**ABOUT THIS TASK**
With the pictures left out, write out the records verbatim.

Top of DATA

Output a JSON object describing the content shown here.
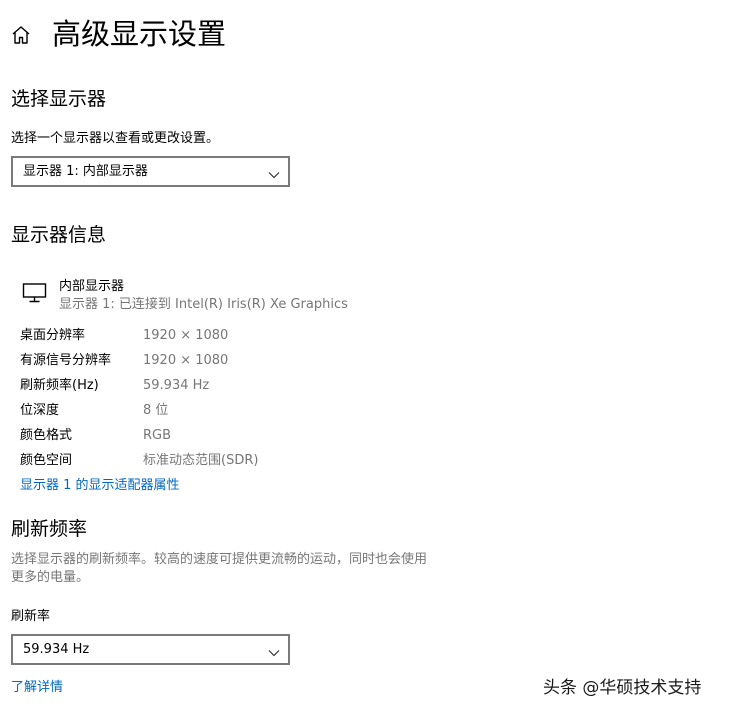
{
  "header": {
    "title": "高级显示设置"
  },
  "select_display": {
    "heading": "选择显示器",
    "description": "选择一个显示器以查看或更改设置。",
    "selected": "显示器 1: 内部显示器"
  },
  "display_info": {
    "heading": "显示器信息",
    "monitor_name": "内部显示器",
    "monitor_detail": "显示器 1: 已连接到 Intel(R) Iris(R) Xe Graphics",
    "rows": [
      {
        "label": "桌面分辨率",
        "value": "1920 × 1080"
      },
      {
        "label": "有源信号分辨率",
        "value": "1920 × 1080"
      },
      {
        "label": "刷新频率(Hz)",
        "value": "59.934 Hz"
      },
      {
        "label": "位深度",
        "value": "8 位"
      },
      {
        "label": "颜色格式",
        "value": "RGB"
      },
      {
        "label": "颜色空间",
        "value": "标准动态范围(SDR)"
      }
    ],
    "adapter_link": "显示器 1 的显示适配器属性"
  },
  "refresh_rate": {
    "heading": "刷新频率",
    "description_line1": "选择显示器的刷新频率。较高的速度可提供更流畅的运动，同时也会使用",
    "description_line2": "更多的电量。",
    "field_label": "刷新率",
    "selected": "59.934 Hz",
    "learn_more": "了解详情"
  },
  "watermark": "头条 @华硕技术支持",
  "colors": {
    "accent": "#0067c0",
    "secondary_text": "#767676",
    "dropdown_border": "#7a7a7a"
  },
  "icons": {
    "home": "home-icon",
    "monitor": "monitor-icon",
    "dropdown": "chevron-down-icon"
  }
}
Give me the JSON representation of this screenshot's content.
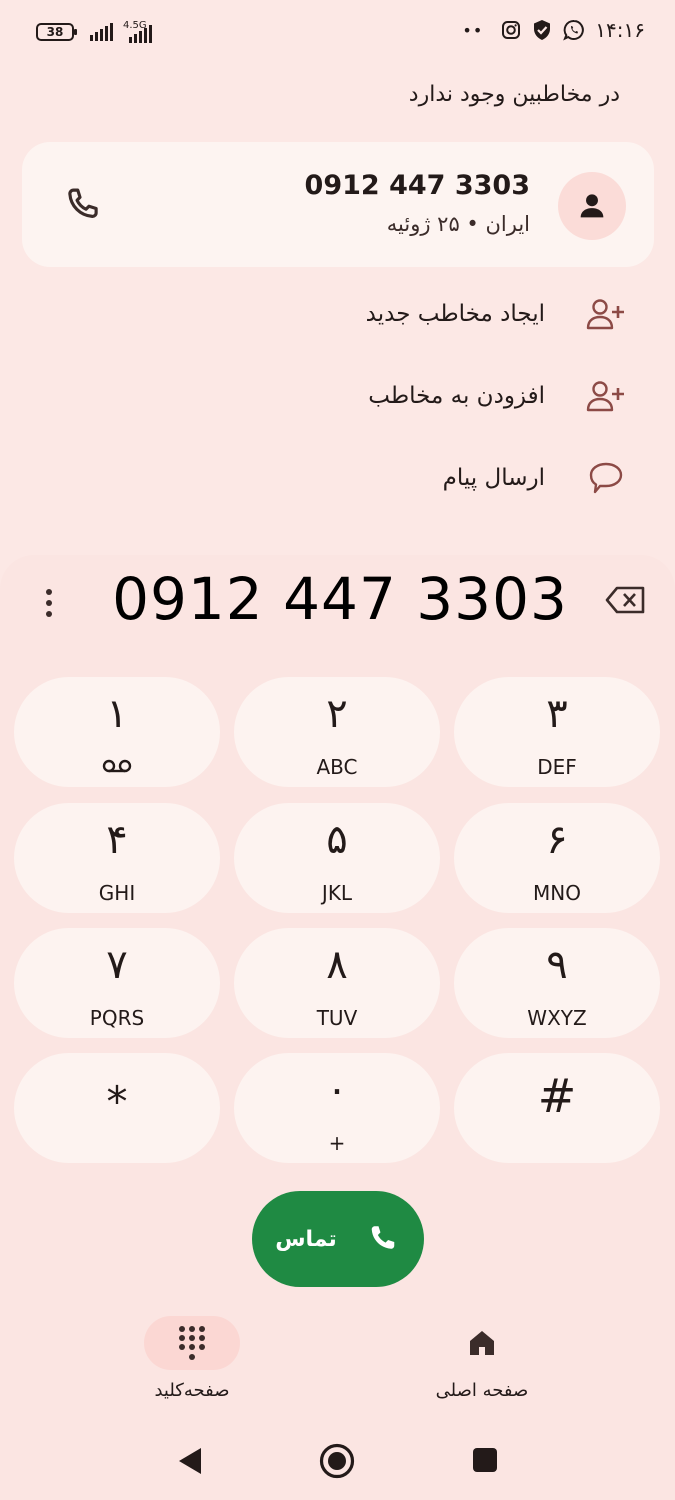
{
  "status_bar": {
    "battery": "38",
    "network": "4.5G",
    "time": "۱۴:۱۶",
    "dots": "••",
    "icons": [
      "instagram-icon",
      "shield-check-icon",
      "whatsapp-icon"
    ]
  },
  "top": {
    "no_contact_text": "در مخاطبین وجود ندارد",
    "card": {
      "number": "0912 447 3303",
      "meta": "ایران • ۲۵ ژوئیه"
    },
    "actions": [
      {
        "label": "ایجاد مخاطب جدید",
        "icon": "person-add-icon"
      },
      {
        "label": "افزودن به مخاطب",
        "icon": "person-add-icon"
      },
      {
        "label": "ارسال پیام",
        "icon": "message-icon"
      }
    ]
  },
  "dialer": {
    "dialed_number": "0912 447 3303",
    "keys": [
      {
        "digit": "۱",
        "letters": ""
      },
      {
        "digit": "۲",
        "letters": "ABC"
      },
      {
        "digit": "۳",
        "letters": "DEF"
      },
      {
        "digit": "۴",
        "letters": "GHI"
      },
      {
        "digit": "۵",
        "letters": "JKL"
      },
      {
        "digit": "۶",
        "letters": "MNO"
      },
      {
        "digit": "۷",
        "letters": "PQRS"
      },
      {
        "digit": "۸",
        "letters": "TUV"
      },
      {
        "digit": "۹",
        "letters": "WXYZ"
      },
      {
        "digit": "*",
        "letters": ""
      },
      {
        "digit": "۰",
        "letters": "+"
      },
      {
        "digit": "#",
        "letters": ""
      }
    ],
    "call_label": "تماس"
  },
  "bottom_nav": {
    "keypad_label": "صفحه‌کلید",
    "home_label": "صفحه اصلی"
  },
  "colors": {
    "background": "#fce8e5",
    "card": "#fdf4f1",
    "accent": "#8c4a46",
    "call_green": "#1f8a43"
  }
}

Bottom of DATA

**ANSWER TO THE PROBLEM**
Output a JSON object describing the content shown here.
{
  "header": {
    "title": "高级显示设置"
  },
  "select_display": {
    "heading": "选择显示器",
    "description": "选择一个显示器以查看或更改设置。",
    "selected": "显示器 1: 内部显示器"
  },
  "display_info": {
    "heading": "显示器信息",
    "monitor_name": "内部显示器",
    "monitor_detail": "显示器 1: 已连接到 Intel(R) Iris(R) Xe Graphics",
    "rows": [
      {
        "label": "桌面分辨率",
        "value": "1920 × 1080"
      },
      {
        "label": "有源信号分辨率",
        "value": "1920 × 1080"
      },
      {
        "label": "刷新频率(Hz)",
        "value": "59.934 Hz"
      },
      {
        "label": "位深度",
        "value": "8 位"
      },
      {
        "label": "颜色格式",
        "value": "RGB"
      },
      {
        "label": "颜色空间",
        "value": "标准动态范围(SDR)"
      }
    ],
    "adapter_link": "显示器 1 的显示适配器属性"
  },
  "refresh_rate": {
    "heading": "刷新频率",
    "description_line1": "选择显示器的刷新频率。较高的速度可提供更流畅的运动，同时也会使用",
    "description_line2": "更多的电量。",
    "field_label": "刷新率",
    "selected": "59.934 Hz",
    "learn_more": "了解详情"
  },
  "watermark": "头条 @华硕技术支持",
  "colors": {
    "accent": "#0067c0",
    "secondary_text": "#767676",
    "dropdown_border": "#7a7a7a"
  },
  "icons": {
    "home": "home-icon",
    "monitor": "monitor-icon",
    "dropdown": "chevron-down-icon"
  }
}
Give me the JSON representation of this screenshot's content.
{
  "status_bar": {
    "battery": "38",
    "network": "4.5G",
    "time": "۱۴:۱۶",
    "dots": "••",
    "icons": [
      "instagram-icon",
      "shield-check-icon",
      "whatsapp-icon"
    ]
  },
  "top": {
    "no_contact_text": "در مخاطبین وجود ندارد",
    "card": {
      "number": "0912 447 3303",
      "meta": "ایران • ۲۵ ژوئیه"
    },
    "actions": [
      {
        "label": "ایجاد مخاطب جدید",
        "icon": "person-add-icon"
      },
      {
        "label": "افزودن به مخاطب",
        "icon": "person-add-icon"
      },
      {
        "label": "ارسال پیام",
        "icon": "message-icon"
      }
    ]
  },
  "dialer": {
    "dialed_number": "0912 447 3303",
    "keys": [
      {
        "digit": "۱",
        "letters": ""
      },
      {
        "digit": "۲",
        "letters": "ABC"
      },
      {
        "digit": "۳",
        "letters": "DEF"
      },
      {
        "digit": "۴",
        "letters": "GHI"
      },
      {
        "digit": "۵",
        "letters": "JKL"
      },
      {
        "digit": "۶",
        "letters": "MNO"
      },
      {
        "digit": "۷",
        "letters": "PQRS"
      },
      {
        "digit": "۸",
        "letters": "TUV"
      },
      {
        "digit": "۹",
        "letters": "WXYZ"
      },
      {
        "digit": "*",
        "letters": ""
      },
      {
        "digit": "۰",
        "letters": "+"
      },
      {
        "digit": "#",
        "letters": ""
      }
    ],
    "call_label": "تماس"
  },
  "bottom_nav": {
    "keypad_label": "صفحه‌کلید",
    "home_label": "صفحه اصلی"
  },
  "colors": {
    "background": "#fce8e5",
    "card": "#fdf4f1",
    "accent": "#8c4a46",
    "call_green": "#1f8a43"
  }
}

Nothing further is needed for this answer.